Big thanks go out to Craig (the1console on Twitter), artist, animator, and writer on Sword and Sworcery, for connecting with us.

Original music in the show by Del Rio. Get his latest Album, The Wait is Over on iTunes. Check out more, including the Super Mega Worm mix and other mash-ups on his ReverbNation page or Facebook page, and follow him on twitter delriomusic.

Jeff can also be seen on The Totally Rad Show. They've gone daily so there's a new segment to watch every day of the week!

Remember to join the Official Facebook Weekend Confirmed Page and add us to your Facebook routine. We'll be keeping you up with the latest on the show there as well.

Click here to comment...


  • I thought it was interesting how Jeff seemed to take the position of defending cliches this epsiode: first with the alien invasion video game, second with the "watch your allies get murdered behind a giant glass window" trope.
    I think looking at the alien invasion cliche in particular, it seems developers are forced to fall back on this premise so often, because all games these days rely solely on shooting as a mechanics, and are thus about producing massive body counts.
    When developers break away from the cliche like with Uncharted, the experience feels really refreshing, but of course it opens it up to that criticism about Nathan Drake being a mass murderer---because he's killing humans instead of aliens.
    So I think cloaked in that discussion is a double standard that developers like Naughty Dog have to face. Because they put creative effort into their game's lore, story, and characters, their gameplay design is held to a higher standard than games like Resistance, Gears of War, or even Halo.
    You guys ask, why can Nathan Drake kill all these people without being psychologically damaged? But NO ONE asks, what is the motivation of the Locusts in Gears of War? Why are they targeting Earth, where did they come from, etc.etc.

    Thread Truncated. Click to see all 4 replies.

    • Locusts came from under the crust of Sera. They have two motivations. First, the humans essentially ripped into their underground world in their thirst for an energy source (immoltion...basically that planet's version of oil). The Locusts lashed back.

      It's pretty analogous to the Iraq war actually, what with a large industrial military complex accidentally triggering a conflict they hadn't intended because they were so blinded by a thirst for more energy.

      Anyway, in the second game, we learned that the Locust were actually being forced upwards by another species, the Lambent. Essentially mutated versions of themselves who had been exposed to Immoltion too closely, for too long. You can take that as an environmental message if you want.

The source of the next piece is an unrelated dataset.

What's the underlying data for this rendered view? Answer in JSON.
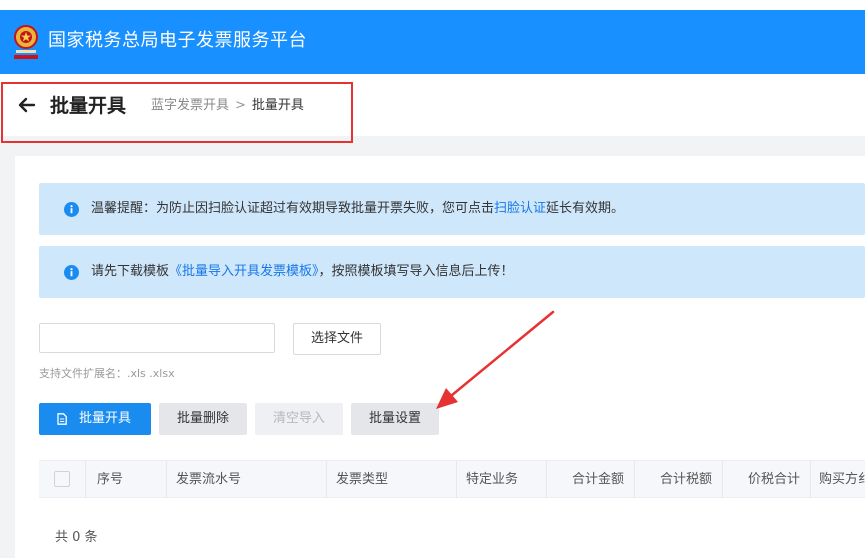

      So you have a force that pulled the Locust out, and a force pushing them out. Hence, why they keep attacking regardless of the losses they incur.

      The Aliens in Halo are motivated by religious zealotry. They see the Halos and all that action technology as holy relics, and humans as heretics tainting them. Humans are basically fighting for survival and for Revenge. With the second and third game, we saw a peak behind the curtain of the Covenant power structure and learned of the corruption and internal strife, through the character of the Arbiter.

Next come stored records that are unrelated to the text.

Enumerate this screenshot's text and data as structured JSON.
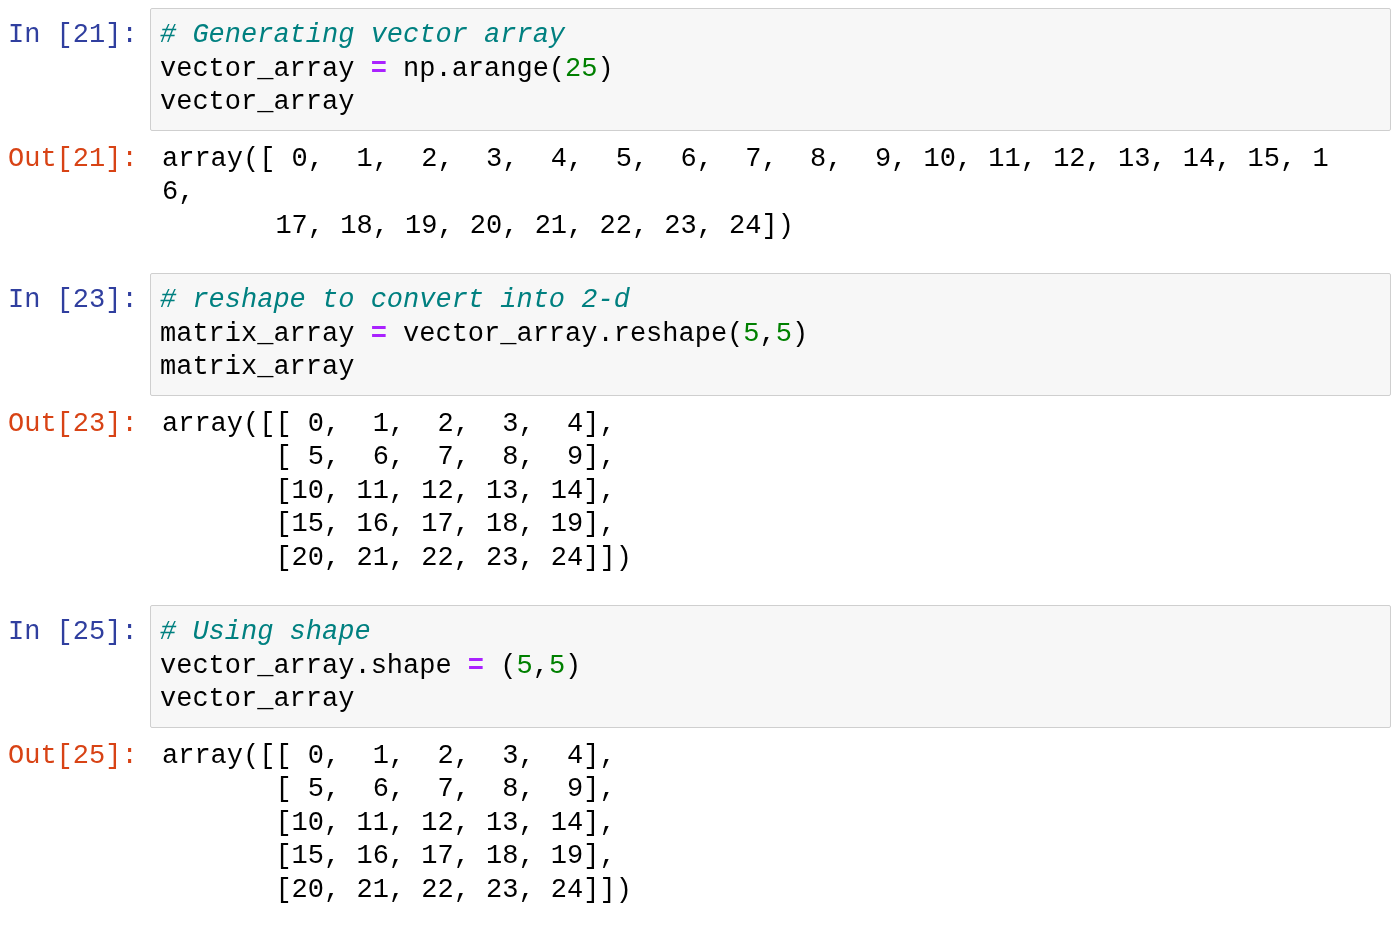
{
  "cells": [
    {
      "input_prompt": "In [21]:",
      "code_lines": [
        [
          {
            "kind": "comment",
            "text": "# Generating vector array"
          }
        ],
        [
          {
            "kind": "plain",
            "text": "vector_array "
          },
          {
            "kind": "operator",
            "text": "="
          },
          {
            "kind": "plain",
            "text": " np.arange("
          },
          {
            "kind": "number",
            "text": "25"
          },
          {
            "kind": "plain",
            "text": ")"
          }
        ],
        [
          {
            "kind": "plain",
            "text": "vector_array"
          }
        ]
      ],
      "output_prompt": "Out[21]:",
      "output_lines": [
        "array([ 0,  1,  2,  3,  4,  5,  6,  7,  8,  9, 10, 11, 12, 13, 14, 15, 1",
        "6,",
        "       17, 18, 19, 20, 21, 22, 23, 24])"
      ]
    },
    {
      "input_prompt": "In [23]:",
      "code_lines": [
        [
          {
            "kind": "comment",
            "text": "# reshape to convert into 2-d"
          }
        ],
        [
          {
            "kind": "plain",
            "text": "matrix_array "
          },
          {
            "kind": "operator",
            "text": "="
          },
          {
            "kind": "plain",
            "text": " vector_array.reshape("
          },
          {
            "kind": "number",
            "text": "5"
          },
          {
            "kind": "plain",
            "text": ","
          },
          {
            "kind": "number",
            "text": "5"
          },
          {
            "kind": "plain",
            "text": ")"
          }
        ],
        [
          {
            "kind": "plain",
            "text": "matrix_array"
          }
        ]
      ],
      "output_prompt": "Out[23]:",
      "output_lines": [
        "array([[ 0,  1,  2,  3,  4],",
        "       [ 5,  6,  7,  8,  9],",
        "       [10, 11, 12, 13, 14],",
        "       [15, 16, 17, 18, 19],",
        "       [20, 21, 22, 23, 24]])"
      ]
    },
    {
      "input_prompt": "In [25]:",
      "code_lines": [
        [
          {
            "kind": "comment",
            "text": "# Using shape"
          }
        ],
        [
          {
            "kind": "plain",
            "text": "vector_array.shape "
          },
          {
            "kind": "operator",
            "text": "="
          },
          {
            "kind": "plain",
            "text": " ("
          },
          {
            "kind": "number",
            "text": "5"
          },
          {
            "kind": "plain",
            "text": ","
          },
          {
            "kind": "number",
            "text": "5"
          },
          {
            "kind": "plain",
            "text": ")"
          }
        ],
        [
          {
            "kind": "plain",
            "text": "vector_array"
          }
        ]
      ],
      "output_prompt": "Out[25]:",
      "output_lines": [
        "array([[ 0,  1,  2,  3,  4],",
        "       [ 5,  6,  7,  8,  9],",
        "       [10, 11, 12, 13, 14],",
        "       [15, 16, 17, 18, 19],",
        "       [20, 21, 22, 23, 24]])"
      ]
    }
  ]
}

      Again, not to hard to draw comparisons to what was going on in the world around the time the Halo games hit.

      These games DO have reasons for their inter-stellar wars. You can argue that an Alien enemy is a crutch, but I don't particularly look at it that way.

      If Halo were about a guy in the wrong place at the wrong time, it wouldn't make sense for the player to slaughter hundreds and thousands of aliens. But Halo is about a super-soldier specifically created for that purpose.

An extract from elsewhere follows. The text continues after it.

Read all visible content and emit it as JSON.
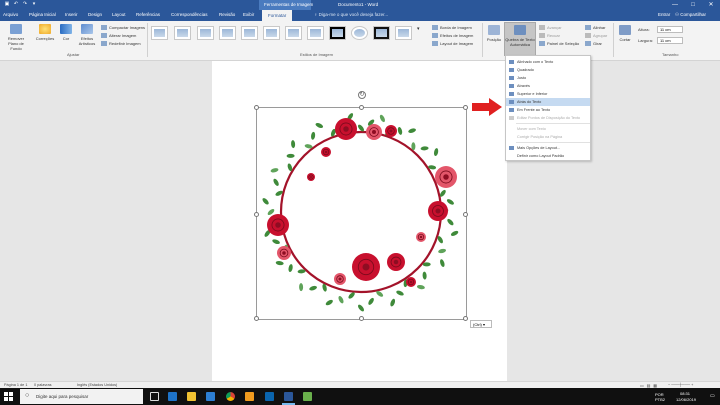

      Likewise, Gears of War is about a human civilization that was at war with each other for 100 years BEFORE the Locust even showed up. It makes sense that they would have little problem taking up arms against these creatures and kill them.

      If Naughty Dog wants to deviate away from the trope of characters that are ready, willing and eager to mow down enemy forces, all the power to them. It's an ambitious and refreshing direction. But they can't do that AND fall back on gameplay tropes like putting an army of enemies between the player and their next objective.